Work instructions — Retype the entries. Match them exactly.

==== Provided material ====

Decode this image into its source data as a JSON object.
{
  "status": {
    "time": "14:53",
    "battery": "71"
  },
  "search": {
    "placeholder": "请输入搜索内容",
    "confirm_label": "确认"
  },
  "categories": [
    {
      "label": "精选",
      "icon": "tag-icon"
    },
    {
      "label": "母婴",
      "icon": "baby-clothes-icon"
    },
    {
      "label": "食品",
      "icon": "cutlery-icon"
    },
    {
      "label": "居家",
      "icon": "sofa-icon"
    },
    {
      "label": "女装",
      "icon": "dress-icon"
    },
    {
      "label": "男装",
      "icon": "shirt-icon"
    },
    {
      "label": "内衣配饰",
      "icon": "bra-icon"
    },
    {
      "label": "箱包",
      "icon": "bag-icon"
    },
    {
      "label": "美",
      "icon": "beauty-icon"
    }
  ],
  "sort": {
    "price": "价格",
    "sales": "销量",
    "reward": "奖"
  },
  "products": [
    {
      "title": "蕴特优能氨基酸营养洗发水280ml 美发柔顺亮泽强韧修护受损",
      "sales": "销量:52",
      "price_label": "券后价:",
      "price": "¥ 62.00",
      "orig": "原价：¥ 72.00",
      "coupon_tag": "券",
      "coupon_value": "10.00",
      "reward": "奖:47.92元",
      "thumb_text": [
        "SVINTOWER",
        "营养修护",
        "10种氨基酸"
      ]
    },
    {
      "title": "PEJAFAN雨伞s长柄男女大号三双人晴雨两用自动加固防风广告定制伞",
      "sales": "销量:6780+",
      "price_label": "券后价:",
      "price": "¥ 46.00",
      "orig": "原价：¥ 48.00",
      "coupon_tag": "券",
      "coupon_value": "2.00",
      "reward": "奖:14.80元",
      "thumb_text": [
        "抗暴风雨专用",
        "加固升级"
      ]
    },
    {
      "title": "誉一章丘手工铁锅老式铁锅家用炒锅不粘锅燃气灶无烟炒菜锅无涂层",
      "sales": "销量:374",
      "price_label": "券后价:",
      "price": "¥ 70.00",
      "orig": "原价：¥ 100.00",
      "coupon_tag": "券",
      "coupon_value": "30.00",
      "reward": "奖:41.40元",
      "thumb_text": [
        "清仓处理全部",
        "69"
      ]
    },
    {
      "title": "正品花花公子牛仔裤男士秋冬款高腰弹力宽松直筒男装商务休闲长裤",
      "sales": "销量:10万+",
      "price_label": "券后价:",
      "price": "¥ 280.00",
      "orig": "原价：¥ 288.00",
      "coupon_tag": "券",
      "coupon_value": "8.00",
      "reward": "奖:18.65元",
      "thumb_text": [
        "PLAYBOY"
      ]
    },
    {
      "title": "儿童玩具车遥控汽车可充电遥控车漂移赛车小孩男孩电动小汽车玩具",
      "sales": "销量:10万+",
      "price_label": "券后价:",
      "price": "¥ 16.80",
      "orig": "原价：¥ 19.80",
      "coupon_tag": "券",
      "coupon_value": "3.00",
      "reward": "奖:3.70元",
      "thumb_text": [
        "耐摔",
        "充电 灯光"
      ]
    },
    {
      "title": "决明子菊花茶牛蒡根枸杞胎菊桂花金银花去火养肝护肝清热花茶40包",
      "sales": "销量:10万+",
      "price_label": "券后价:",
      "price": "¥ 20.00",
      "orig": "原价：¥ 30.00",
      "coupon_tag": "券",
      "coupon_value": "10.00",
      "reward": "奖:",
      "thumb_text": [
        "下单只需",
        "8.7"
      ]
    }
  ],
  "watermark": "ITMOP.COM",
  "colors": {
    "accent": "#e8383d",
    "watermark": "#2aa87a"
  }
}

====

Written answer —
Decode this image into its source data as a JSON object.
{
  "status": {
    "time": "14:53",
    "battery": "71"
  },
  "search": {
    "placeholder": "请输入搜索内容",
    "confirm_label": "确认"
  },
  "categories": [
    {
      "label": "精选",
      "icon": "tag-icon"
    },
    {
      "label": "母婴",
      "icon": "baby-clothes-icon"
    },
    {
      "label": "食品",
      "icon": "cutlery-icon"
    },
    {
      "label": "居家",
      "icon": "sofa-icon"
    },
    {
      "label": "女装",
      "icon": "dress-icon"
    },
    {
      "label": "男装",
      "icon": "shirt-icon"
    },
    {
      "label": "内衣配饰",
      "icon": "bra-icon"
    },
    {
      "label": "箱包",
      "icon": "bag-icon"
    },
    {
      "label": "美",
      "icon": "beauty-icon"
    }
  ],
  "sort": {
    "price": "价格",
    "sales": "销量",
    "reward": "奖"
  },
  "products": [
    {
      "title": "蕴特优能氨基酸营养洗发水280ml 美发柔顺亮泽强韧修护受损",
      "sales": "销量:52",
      "price_label": "券后价:",
      "price": "¥ 62.00",
      "orig": "原价：¥ 72.00",
      "coupon_tag": "券",
      "coupon_value": "10.00",
      "reward": "奖:47.92元",
      "thumb_text": [
        "SVINTOWER",
        "营养修护",
        "10种氨基酸"
      ]
    },
    {
      "title": "PEJAFAN雨伞s长柄男女大号三双人晴雨两用自动加固防风广告定制伞",
      "sales": "销量:6780+",
      "price_label": "券后价:",
      "price": "¥ 46.00",
      "orig": "原价：¥ 48.00",
      "coupon_tag": "券",
      "coupon_value": "2.00",
      "reward": "奖:14.80元",
      "thumb_text": [
        "抗暴风雨专用",
        "加固升级"
      ]
    },
    {
      "title": "誉一章丘手工铁锅老式铁锅家用炒锅不粘锅燃气灶无烟炒菜锅无涂层",
      "sales": "销量:374",
      "price_label": "券后价:",
      "price": "¥ 70.00",
      "orig": "原价：¥ 100.00",
      "coupon_tag": "券",
      "coupon_value": "30.00",
      "reward": "奖:41.40元",
      "thumb_text": [
        "清仓处理全部",
        "69"
      ]
    },
    {
      "title": "正品花花公子牛仔裤男士秋冬款高腰弹力宽松直筒男装商务休闲长裤",
      "sales": "销量:10万+",
      "price_label": "券后价:",
      "price": "¥ 280.00",
      "orig": "原价：¥ 288.00",
      "coupon_tag": "券",
      "coupon_value": "8.00",
      "reward": "奖:18.65元",
      "thumb_text": [
        "PLAYBOY"
      ]
    },
    {
      "title": "儿童玩具车遥控汽车可充电遥控车漂移赛车小孩男孩电动小汽车玩具",
      "sales": "销量:10万+",
      "price_label": "券后价:",
      "price": "¥ 16.80",
      "orig": "原价：¥ 19.80",
      "coupon_tag": "券",
      "coupon_value": "3.00",
      "reward": "奖:3.70元",
      "thumb_text": [
        "耐摔",
        "充电 灯光"
      ]
    },
    {
      "title": "决明子菊花茶牛蒡根枸杞胎菊桂花金银花去火养肝护肝清热花茶40包",
      "sales": "销量:10万+",
      "price_label": "券后价:",
      "price": "¥ 20.00",
      "orig": "原价：¥ 30.00",
      "coupon_tag": "券",
      "coupon_value": "10.00",
      "reward": "奖:",
      "thumb_text": [
        "下单只需",
        "8.7"
      ]
    }
  ],
  "watermark": "ITMOP.COM",
  "colors": {
    "accent": "#e8383d",
    "watermark": "#2aa87a"
  }
}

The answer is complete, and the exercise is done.